LOS ANGELES (AP) — Experts and advocacy groups are warning that many of the immigrants living in the U.S. without legal permission will not seek proper medical attention if they are sick as worries about the spread of the new coronavirus grow.
U.S. Immigration and Customs Enforcement officials say the agency will focus deportation efforts on public safety threats and people with criminal records during the coronavirus crisis, a policy that roughly resembles its approach during President Barack Obama’s final two years in office.
But many immigrants remain hesitant to seek treatment.

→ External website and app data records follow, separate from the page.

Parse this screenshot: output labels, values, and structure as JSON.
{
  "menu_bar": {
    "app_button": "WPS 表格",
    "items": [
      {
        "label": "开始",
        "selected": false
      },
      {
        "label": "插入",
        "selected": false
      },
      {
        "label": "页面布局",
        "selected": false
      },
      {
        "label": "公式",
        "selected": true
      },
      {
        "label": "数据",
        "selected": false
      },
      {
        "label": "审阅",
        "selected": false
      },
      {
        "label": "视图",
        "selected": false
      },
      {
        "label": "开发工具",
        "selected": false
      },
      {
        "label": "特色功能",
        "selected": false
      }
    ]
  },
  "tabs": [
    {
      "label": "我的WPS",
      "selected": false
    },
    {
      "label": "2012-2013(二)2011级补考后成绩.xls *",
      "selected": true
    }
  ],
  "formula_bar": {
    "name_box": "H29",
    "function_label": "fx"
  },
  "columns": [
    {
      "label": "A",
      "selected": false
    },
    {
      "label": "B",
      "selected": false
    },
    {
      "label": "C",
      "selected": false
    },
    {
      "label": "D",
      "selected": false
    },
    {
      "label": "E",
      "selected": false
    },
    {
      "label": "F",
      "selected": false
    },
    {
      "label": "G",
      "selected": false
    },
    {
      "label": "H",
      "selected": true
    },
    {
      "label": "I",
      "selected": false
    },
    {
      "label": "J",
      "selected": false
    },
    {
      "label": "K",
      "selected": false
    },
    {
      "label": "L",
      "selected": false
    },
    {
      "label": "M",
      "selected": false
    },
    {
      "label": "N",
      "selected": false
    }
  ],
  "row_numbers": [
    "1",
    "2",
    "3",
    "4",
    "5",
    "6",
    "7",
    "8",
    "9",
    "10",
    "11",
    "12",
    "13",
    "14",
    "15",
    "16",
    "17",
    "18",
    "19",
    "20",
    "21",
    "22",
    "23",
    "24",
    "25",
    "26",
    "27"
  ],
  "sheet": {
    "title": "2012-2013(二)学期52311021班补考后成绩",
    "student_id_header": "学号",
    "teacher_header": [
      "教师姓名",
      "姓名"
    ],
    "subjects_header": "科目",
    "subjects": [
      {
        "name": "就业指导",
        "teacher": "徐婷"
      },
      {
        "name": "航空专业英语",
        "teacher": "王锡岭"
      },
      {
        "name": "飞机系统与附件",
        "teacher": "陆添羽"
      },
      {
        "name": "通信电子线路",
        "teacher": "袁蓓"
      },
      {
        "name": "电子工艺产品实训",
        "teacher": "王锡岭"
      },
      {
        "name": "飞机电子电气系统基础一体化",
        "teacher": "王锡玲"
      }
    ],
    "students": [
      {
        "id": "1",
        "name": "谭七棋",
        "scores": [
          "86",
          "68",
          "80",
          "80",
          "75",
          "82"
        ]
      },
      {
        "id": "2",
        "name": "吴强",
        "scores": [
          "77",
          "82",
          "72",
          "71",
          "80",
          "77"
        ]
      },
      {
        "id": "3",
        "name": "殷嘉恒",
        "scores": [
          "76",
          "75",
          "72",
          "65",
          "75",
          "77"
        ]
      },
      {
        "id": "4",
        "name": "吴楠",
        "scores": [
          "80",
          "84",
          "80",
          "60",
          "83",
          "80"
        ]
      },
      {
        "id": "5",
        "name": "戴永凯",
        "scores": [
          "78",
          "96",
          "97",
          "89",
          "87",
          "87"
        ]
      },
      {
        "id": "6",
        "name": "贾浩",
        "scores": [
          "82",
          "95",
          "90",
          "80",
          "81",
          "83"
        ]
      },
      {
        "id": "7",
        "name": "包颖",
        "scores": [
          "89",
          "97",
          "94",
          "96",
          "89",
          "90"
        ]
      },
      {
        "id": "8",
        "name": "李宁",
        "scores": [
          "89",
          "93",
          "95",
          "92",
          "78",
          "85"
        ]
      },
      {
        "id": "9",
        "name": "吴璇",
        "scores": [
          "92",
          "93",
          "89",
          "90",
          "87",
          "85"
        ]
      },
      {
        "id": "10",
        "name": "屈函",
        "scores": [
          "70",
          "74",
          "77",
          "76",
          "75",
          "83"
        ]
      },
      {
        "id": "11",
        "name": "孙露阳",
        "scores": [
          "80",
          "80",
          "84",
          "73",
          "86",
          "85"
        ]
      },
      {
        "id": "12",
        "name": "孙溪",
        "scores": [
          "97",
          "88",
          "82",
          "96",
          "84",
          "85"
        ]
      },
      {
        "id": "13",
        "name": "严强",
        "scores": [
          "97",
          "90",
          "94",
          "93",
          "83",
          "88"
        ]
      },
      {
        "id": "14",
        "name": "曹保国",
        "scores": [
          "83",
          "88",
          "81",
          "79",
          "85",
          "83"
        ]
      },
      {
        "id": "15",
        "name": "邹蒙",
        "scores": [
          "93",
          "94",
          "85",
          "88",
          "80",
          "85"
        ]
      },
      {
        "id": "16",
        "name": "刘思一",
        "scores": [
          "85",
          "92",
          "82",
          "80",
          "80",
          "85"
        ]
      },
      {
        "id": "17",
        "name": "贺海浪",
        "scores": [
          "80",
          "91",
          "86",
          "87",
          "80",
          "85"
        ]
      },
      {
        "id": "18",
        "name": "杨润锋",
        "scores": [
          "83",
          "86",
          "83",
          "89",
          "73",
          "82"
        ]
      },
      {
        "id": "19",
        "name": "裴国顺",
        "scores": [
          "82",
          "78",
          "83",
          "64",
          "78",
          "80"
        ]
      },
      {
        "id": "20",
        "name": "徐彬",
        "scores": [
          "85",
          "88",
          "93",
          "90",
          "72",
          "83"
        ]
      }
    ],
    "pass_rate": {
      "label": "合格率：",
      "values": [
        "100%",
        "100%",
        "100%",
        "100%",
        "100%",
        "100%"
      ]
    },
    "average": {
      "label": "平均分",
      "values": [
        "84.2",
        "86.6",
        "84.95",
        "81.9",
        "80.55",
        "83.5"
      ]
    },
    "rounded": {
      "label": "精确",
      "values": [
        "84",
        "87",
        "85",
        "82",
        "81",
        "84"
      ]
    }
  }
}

“People won’t get tested, and we won’t be able to control infections,” one man living in Los Angeles without permission told The Associated Press. He asked not to be identified out of fear he could be deported.
“We are afraid to go and get tested, not knowing if immigration agents are going to be there doing their work,” he said. “It’s very, very hard.”
Almost immediately after taking office, President Donald Trump scrapped the Obama administration’s strategy to limit deportations to public safety threats, convicted criminals and recent border crossers, effectively making anyone vulnerable who is in the country without permission.
California has at least 870 confirmed cases of coronavirus and 16 deaths, according to a tally by Johns Hopkins University.
Natalia Molina, an expert on American studies and ethnicity who teaches at the University of Southern California, says this has happened with disease outbreaks in the past.
“The problem here is even more urgent because now we have a pandemic. This isn’t something about flu season or maybe even a tuberculosis hotspot, this is something that could affect us all,” she said.
For most people, the new coronavirus causes only mild or moderate symptoms, such as fever and cough. For some, especially older adults and people with existing health problems, it can cause more severe illness, including pneumonia.
The vast majority of people recover from the new virus. According to the World Health Organization, people with mild illness recover in about two weeks, while those with more severe illness may take three to six weeks to recover.